Which lines of the data below hold "Microsoft"? Copy each of them.
----
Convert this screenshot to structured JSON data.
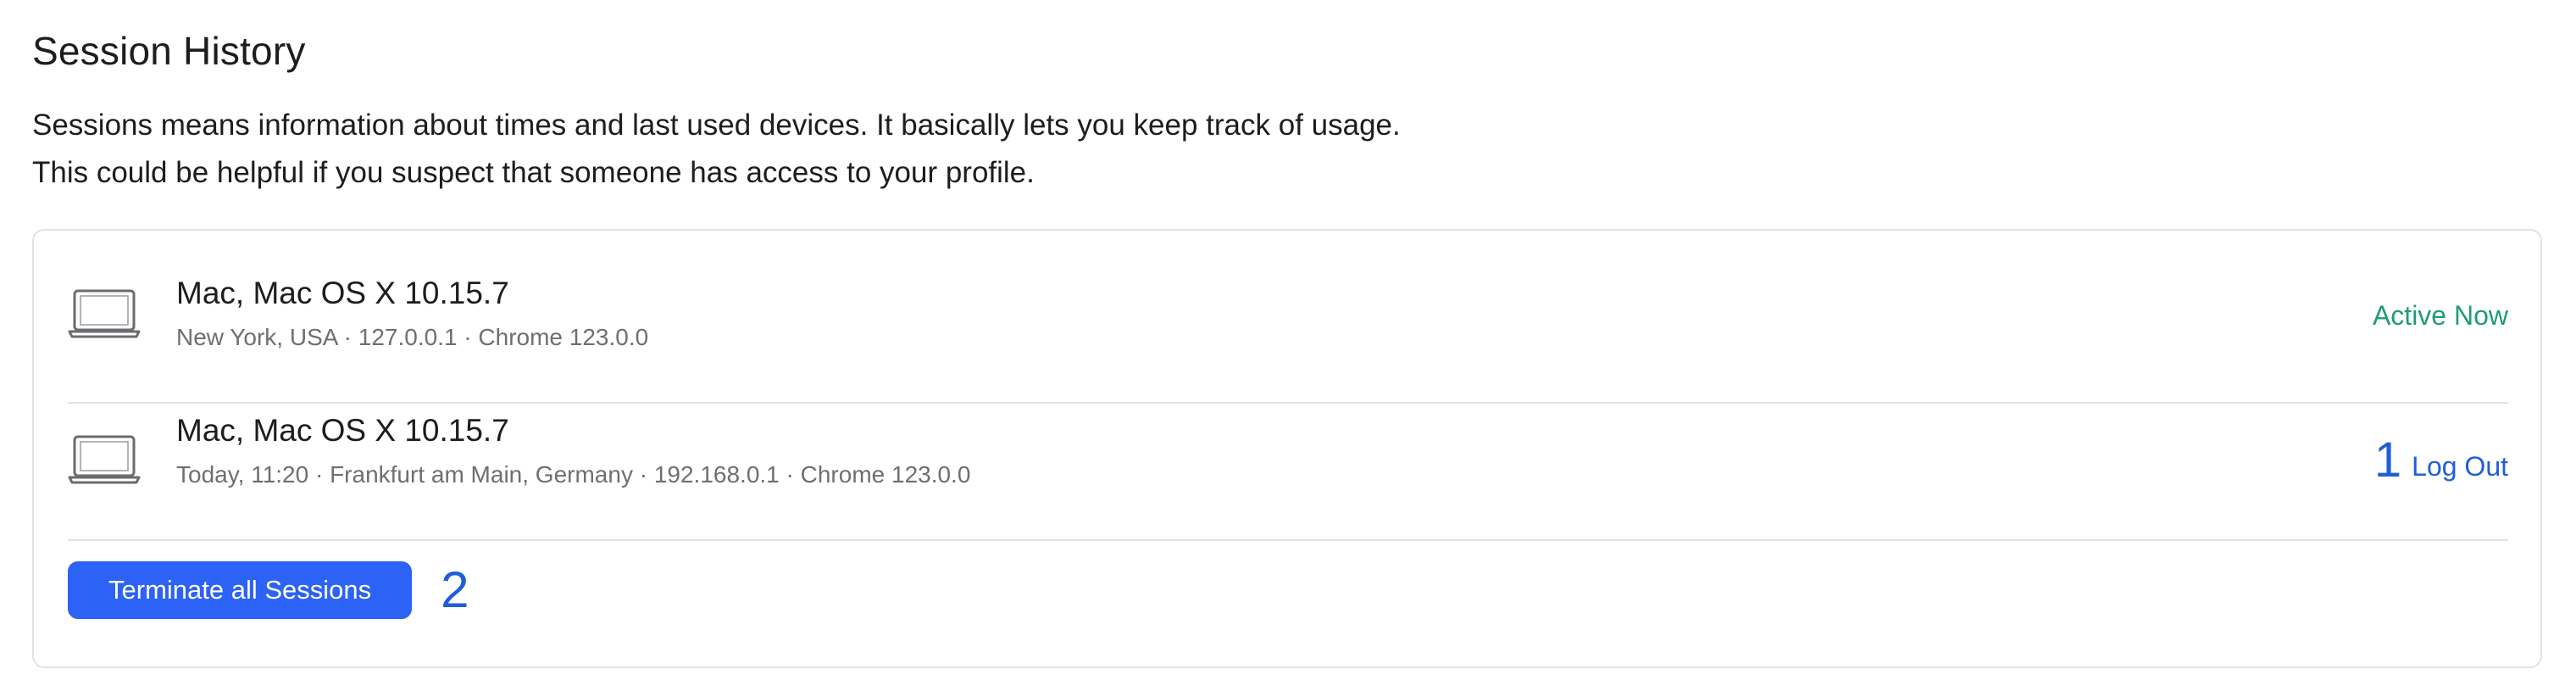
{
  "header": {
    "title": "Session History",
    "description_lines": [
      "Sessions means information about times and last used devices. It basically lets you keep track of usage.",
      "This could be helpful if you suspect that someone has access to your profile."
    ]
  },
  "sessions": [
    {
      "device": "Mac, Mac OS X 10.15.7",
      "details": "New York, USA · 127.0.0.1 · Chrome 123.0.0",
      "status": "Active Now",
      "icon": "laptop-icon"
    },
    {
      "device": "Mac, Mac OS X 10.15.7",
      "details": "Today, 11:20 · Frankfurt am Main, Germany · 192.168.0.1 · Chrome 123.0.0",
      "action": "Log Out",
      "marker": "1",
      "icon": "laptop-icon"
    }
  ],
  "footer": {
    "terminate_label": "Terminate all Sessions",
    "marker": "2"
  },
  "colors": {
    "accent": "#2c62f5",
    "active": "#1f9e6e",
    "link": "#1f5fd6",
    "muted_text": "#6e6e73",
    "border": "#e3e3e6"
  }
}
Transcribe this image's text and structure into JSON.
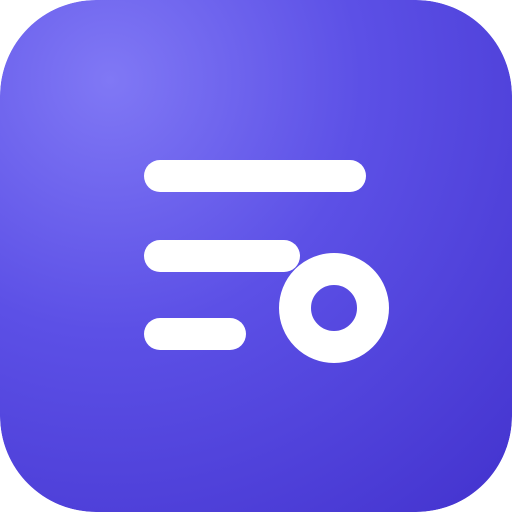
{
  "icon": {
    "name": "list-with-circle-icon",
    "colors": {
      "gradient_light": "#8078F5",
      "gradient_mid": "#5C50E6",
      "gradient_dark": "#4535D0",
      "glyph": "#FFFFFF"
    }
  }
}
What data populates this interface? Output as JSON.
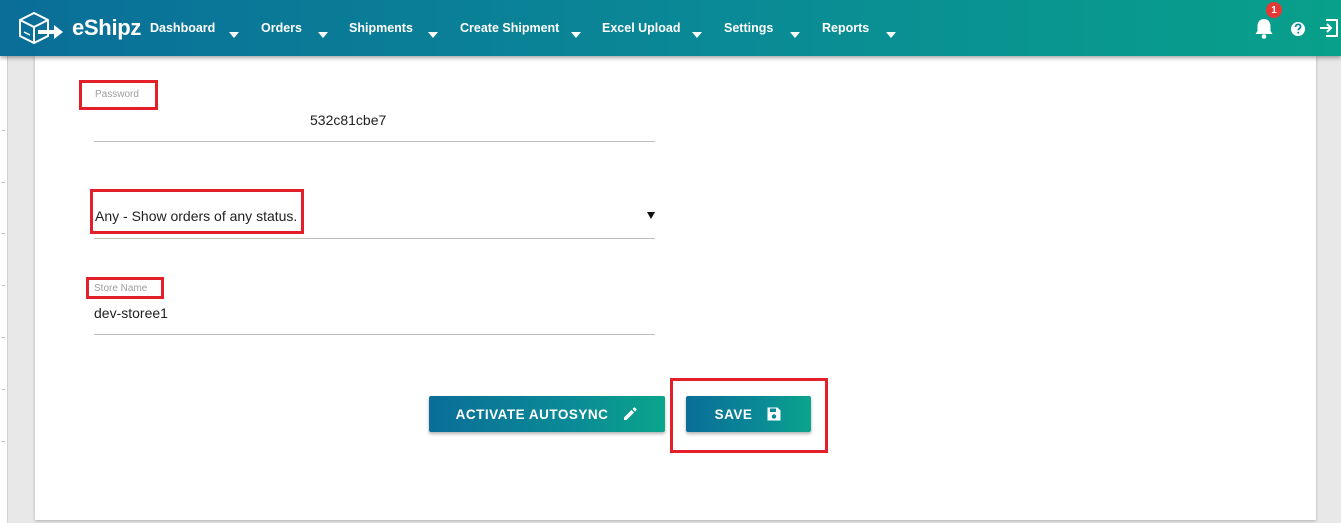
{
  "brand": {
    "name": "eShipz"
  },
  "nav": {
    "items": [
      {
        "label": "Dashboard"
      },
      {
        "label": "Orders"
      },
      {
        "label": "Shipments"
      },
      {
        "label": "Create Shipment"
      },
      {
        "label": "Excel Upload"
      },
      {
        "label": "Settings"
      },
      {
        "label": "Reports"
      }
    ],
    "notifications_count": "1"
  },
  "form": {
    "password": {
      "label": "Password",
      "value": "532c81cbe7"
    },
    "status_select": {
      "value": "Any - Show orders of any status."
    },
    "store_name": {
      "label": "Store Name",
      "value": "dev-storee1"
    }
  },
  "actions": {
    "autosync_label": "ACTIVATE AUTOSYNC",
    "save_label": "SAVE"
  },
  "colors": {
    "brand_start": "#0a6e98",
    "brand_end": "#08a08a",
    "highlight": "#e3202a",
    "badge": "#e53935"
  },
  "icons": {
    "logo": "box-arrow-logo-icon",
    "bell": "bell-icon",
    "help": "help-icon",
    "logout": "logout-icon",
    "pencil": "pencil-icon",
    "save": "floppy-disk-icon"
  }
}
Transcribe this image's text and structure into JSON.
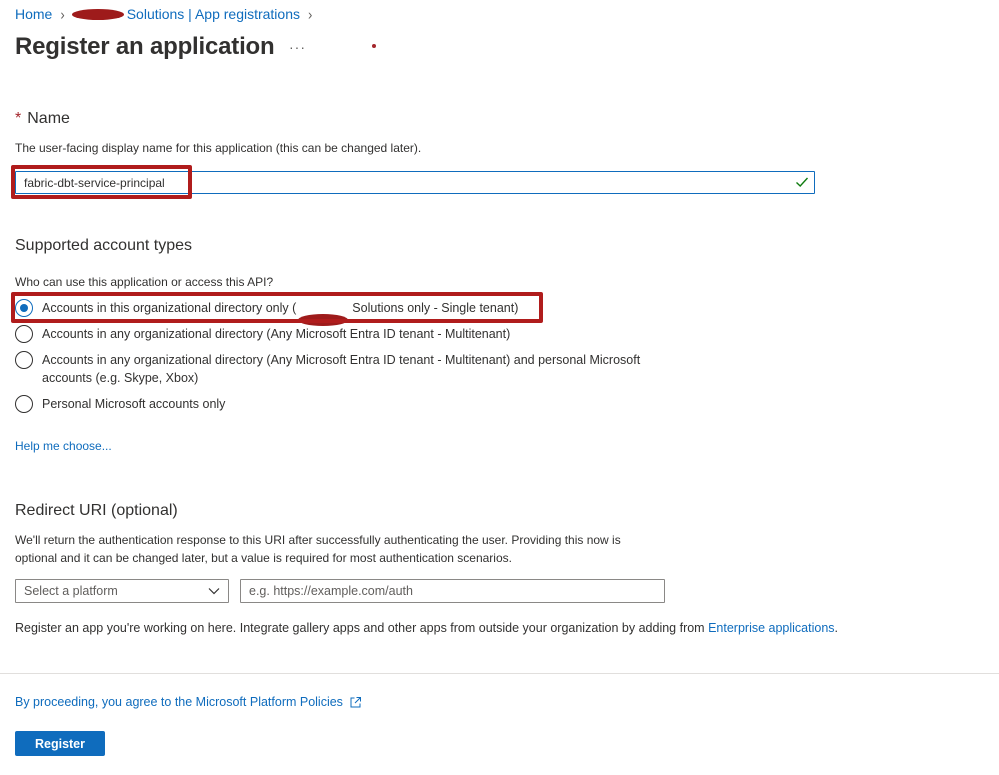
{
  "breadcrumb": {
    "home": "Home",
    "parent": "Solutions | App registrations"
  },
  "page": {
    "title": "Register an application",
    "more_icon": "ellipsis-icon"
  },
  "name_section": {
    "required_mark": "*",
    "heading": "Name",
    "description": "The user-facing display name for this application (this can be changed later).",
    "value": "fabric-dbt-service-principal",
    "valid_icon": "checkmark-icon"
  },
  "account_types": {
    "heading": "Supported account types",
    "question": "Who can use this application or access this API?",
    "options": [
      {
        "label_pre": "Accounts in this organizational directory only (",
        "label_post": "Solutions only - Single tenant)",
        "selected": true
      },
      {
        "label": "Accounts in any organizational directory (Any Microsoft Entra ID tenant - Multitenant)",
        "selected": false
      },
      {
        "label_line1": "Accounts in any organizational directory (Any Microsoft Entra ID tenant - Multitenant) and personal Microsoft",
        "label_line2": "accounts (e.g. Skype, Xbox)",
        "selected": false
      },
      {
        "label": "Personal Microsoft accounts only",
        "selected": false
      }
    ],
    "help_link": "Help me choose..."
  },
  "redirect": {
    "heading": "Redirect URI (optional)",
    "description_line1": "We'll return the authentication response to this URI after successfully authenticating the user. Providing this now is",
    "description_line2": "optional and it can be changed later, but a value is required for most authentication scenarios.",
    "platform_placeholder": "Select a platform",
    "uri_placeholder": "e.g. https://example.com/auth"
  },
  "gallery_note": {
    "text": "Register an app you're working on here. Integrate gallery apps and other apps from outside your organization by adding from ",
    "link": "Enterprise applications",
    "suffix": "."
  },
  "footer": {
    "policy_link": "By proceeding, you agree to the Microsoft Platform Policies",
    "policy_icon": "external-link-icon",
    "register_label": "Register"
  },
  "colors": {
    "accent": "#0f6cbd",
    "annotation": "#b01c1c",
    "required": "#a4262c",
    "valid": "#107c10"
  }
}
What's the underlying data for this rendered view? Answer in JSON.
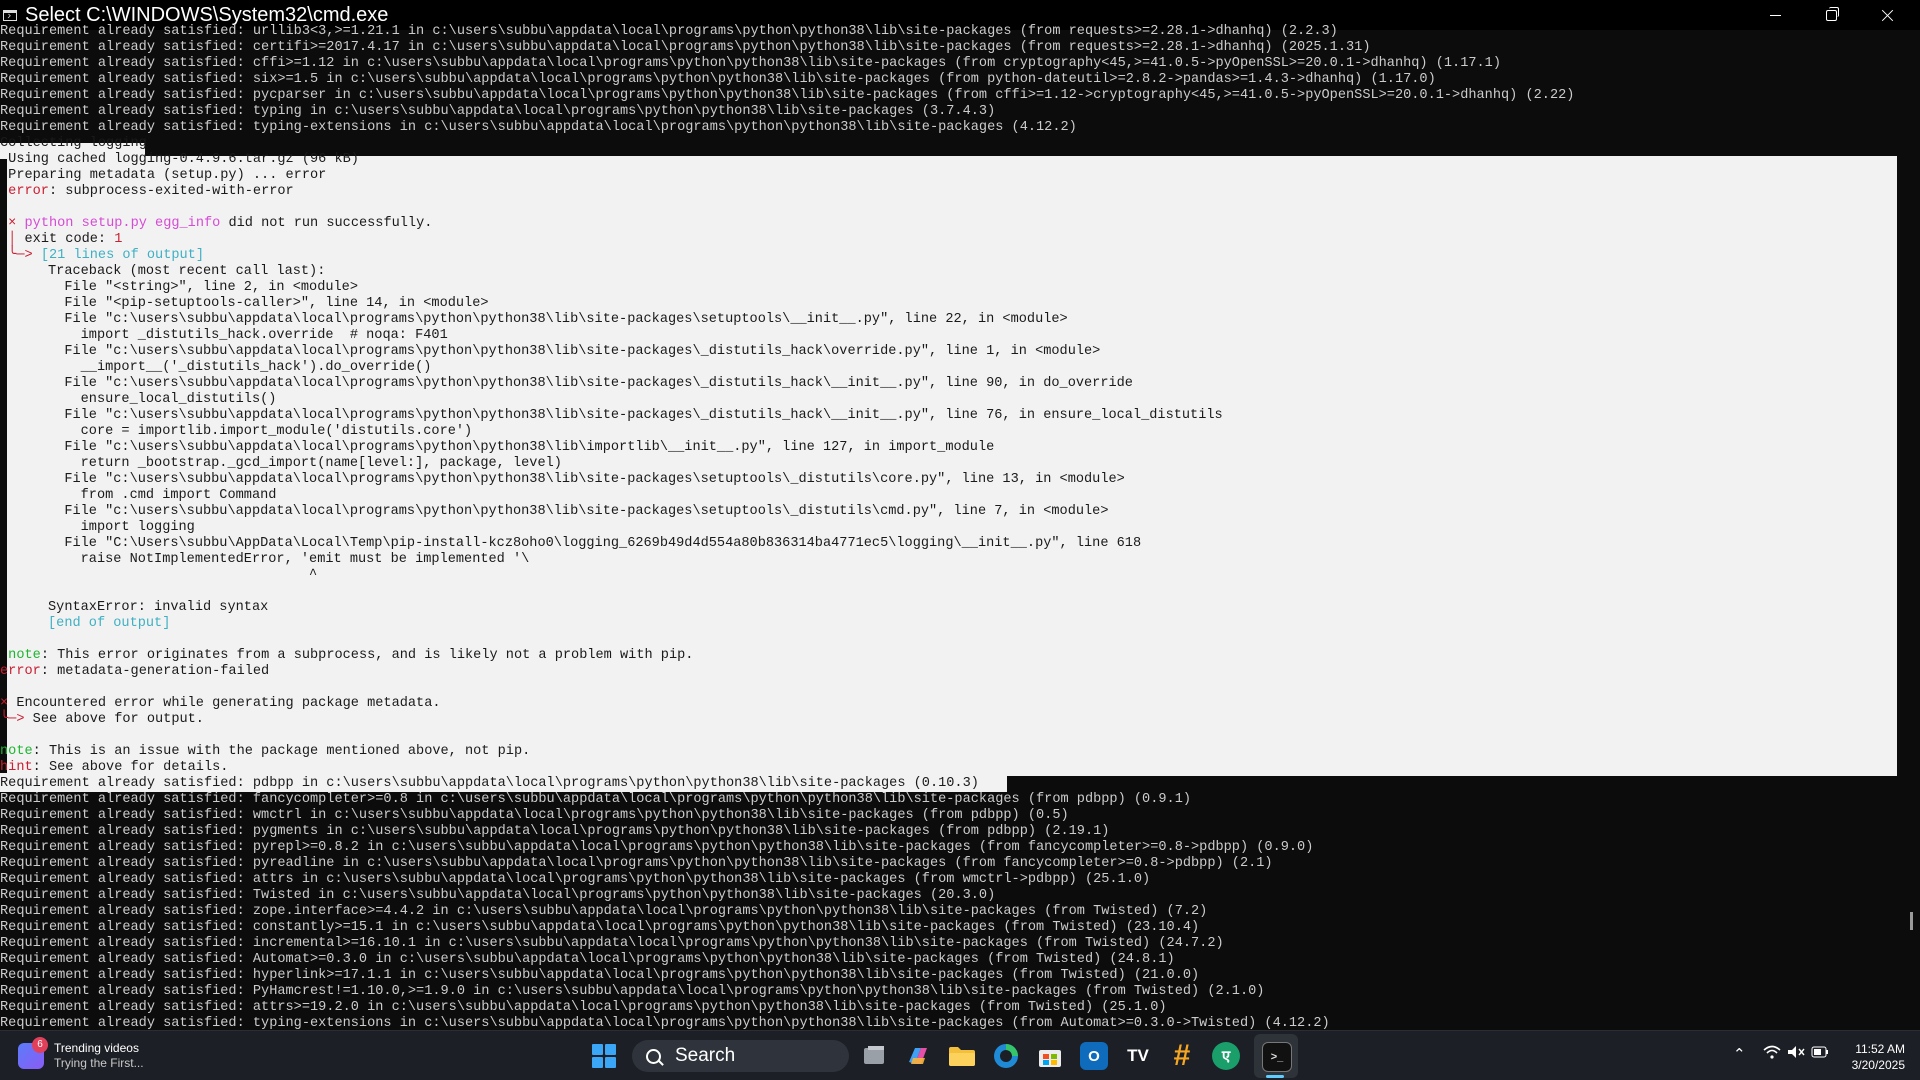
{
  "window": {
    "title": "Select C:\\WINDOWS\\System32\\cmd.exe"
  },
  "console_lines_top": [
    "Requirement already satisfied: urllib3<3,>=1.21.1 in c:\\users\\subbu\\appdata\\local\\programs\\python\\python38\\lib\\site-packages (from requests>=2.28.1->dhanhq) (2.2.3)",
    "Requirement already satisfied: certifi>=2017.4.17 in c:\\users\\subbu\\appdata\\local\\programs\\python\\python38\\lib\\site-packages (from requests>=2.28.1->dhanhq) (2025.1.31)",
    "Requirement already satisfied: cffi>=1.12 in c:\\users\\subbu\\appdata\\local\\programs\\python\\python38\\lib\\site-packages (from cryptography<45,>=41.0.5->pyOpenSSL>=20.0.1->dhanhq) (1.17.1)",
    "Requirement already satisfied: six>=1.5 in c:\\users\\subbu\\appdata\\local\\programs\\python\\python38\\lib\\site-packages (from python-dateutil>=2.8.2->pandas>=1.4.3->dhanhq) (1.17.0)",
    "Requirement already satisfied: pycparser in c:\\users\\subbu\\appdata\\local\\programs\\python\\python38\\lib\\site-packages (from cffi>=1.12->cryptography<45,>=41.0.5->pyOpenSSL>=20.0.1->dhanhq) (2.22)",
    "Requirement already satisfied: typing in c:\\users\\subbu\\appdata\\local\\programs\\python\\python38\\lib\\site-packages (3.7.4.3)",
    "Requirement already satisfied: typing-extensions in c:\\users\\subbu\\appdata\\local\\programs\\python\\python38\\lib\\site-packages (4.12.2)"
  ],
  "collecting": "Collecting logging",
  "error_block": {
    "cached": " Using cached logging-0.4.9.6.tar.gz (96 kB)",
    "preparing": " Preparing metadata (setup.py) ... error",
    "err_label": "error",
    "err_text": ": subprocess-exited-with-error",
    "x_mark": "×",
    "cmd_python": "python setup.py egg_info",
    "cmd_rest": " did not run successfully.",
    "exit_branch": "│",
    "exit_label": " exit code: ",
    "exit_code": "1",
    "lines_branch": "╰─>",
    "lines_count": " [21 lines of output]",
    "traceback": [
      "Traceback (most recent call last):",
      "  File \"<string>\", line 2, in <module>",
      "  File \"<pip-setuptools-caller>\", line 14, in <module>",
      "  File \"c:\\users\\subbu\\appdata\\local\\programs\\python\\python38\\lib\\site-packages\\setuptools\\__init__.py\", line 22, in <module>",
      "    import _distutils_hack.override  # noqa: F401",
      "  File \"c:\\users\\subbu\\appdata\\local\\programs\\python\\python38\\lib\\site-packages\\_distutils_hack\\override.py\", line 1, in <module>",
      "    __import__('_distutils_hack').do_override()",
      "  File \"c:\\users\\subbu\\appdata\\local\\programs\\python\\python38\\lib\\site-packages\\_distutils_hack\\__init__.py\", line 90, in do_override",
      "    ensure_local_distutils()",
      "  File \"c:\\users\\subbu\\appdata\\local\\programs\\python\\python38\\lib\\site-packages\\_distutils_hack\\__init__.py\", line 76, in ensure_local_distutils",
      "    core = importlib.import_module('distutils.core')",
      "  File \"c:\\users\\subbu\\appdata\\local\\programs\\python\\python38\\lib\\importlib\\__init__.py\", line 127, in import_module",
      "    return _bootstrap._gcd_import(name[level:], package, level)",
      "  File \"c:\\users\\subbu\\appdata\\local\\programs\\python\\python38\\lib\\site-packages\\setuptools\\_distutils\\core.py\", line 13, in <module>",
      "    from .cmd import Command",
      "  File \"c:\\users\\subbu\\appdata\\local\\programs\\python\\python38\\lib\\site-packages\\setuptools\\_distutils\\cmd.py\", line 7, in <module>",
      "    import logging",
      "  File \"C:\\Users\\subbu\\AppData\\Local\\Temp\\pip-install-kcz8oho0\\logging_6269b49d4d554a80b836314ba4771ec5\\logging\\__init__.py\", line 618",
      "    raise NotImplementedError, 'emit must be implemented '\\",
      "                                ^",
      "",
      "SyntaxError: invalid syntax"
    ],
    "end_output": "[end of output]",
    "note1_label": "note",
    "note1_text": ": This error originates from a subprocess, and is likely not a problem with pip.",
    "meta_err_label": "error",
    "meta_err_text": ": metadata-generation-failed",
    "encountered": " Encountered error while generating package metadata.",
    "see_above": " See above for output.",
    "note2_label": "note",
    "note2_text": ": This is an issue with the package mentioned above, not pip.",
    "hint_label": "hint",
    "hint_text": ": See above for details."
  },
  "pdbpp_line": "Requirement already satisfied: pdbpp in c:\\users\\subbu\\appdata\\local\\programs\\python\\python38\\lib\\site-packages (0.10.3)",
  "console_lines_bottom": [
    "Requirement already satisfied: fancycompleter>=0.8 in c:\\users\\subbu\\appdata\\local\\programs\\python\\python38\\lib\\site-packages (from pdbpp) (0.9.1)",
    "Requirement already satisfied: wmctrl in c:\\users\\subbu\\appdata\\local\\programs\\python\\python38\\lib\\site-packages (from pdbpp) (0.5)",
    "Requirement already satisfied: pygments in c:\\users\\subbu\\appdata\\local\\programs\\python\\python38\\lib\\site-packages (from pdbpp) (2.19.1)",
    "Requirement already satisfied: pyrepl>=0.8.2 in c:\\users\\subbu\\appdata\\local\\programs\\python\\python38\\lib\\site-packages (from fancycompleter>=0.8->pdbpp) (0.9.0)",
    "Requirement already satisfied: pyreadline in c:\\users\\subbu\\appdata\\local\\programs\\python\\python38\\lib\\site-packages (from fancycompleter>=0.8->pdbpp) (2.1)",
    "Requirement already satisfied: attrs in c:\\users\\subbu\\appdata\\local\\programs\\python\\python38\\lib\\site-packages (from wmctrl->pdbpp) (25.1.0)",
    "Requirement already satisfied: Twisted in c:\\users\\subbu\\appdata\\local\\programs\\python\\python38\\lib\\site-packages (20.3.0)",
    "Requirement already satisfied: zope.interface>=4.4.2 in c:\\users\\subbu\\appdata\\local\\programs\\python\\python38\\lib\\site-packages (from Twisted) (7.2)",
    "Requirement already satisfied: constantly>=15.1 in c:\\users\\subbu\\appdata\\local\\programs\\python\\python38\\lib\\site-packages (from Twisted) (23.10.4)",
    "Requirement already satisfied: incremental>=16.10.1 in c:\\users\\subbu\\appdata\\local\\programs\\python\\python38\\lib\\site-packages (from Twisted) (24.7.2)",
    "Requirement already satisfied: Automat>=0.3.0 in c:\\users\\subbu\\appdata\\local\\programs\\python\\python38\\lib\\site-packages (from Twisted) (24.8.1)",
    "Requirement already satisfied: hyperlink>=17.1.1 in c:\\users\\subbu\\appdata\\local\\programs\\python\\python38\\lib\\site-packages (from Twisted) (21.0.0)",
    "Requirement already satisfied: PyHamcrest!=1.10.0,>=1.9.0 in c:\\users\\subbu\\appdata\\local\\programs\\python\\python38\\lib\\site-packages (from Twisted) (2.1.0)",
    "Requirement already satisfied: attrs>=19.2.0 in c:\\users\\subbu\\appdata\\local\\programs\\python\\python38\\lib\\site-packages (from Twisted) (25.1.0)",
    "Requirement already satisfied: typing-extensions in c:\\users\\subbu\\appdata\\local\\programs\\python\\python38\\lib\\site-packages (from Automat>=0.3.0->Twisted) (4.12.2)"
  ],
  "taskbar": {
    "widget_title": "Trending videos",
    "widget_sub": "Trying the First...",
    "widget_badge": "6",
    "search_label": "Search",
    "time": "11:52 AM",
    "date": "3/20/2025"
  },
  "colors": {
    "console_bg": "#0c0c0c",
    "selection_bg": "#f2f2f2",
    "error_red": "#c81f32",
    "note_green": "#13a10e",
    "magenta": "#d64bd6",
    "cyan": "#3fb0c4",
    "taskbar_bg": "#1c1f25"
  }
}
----
# Solution
        "label": "Accounts in any organizational directory (Any Microsoft Entra ID tenant - Multitenant)",
        "label_line1": "Accounts in any organizational directory (Any Microsoft Entra ID tenant - Multitenant) and personal Microsoft",
        "label": "Personal Microsoft accounts only",
    "policy_link": "By proceeding, you agree to the Microsoft Platform Policies",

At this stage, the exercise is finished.